INSTRUCTIONS TO FOLLOW → Look through the lines below for the word "title", and copy every line that has it.

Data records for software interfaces
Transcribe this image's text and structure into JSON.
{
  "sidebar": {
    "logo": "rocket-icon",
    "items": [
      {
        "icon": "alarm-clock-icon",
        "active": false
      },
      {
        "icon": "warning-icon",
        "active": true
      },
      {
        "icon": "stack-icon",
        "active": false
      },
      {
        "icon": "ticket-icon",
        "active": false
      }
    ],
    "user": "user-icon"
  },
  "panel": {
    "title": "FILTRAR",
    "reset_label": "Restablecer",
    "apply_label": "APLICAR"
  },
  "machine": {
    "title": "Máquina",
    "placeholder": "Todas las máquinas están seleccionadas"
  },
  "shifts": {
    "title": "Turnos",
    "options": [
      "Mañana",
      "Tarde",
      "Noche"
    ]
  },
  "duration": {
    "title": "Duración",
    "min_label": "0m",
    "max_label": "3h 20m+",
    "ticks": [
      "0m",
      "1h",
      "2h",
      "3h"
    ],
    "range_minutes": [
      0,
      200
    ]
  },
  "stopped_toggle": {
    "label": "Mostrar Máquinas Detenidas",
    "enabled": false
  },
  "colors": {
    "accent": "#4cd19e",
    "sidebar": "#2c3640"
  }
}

ANSWER SPACE →
    "title": "FILTRAR",
    "title": "Máquina",
    "title": "Turnos",
    "title": "Duración",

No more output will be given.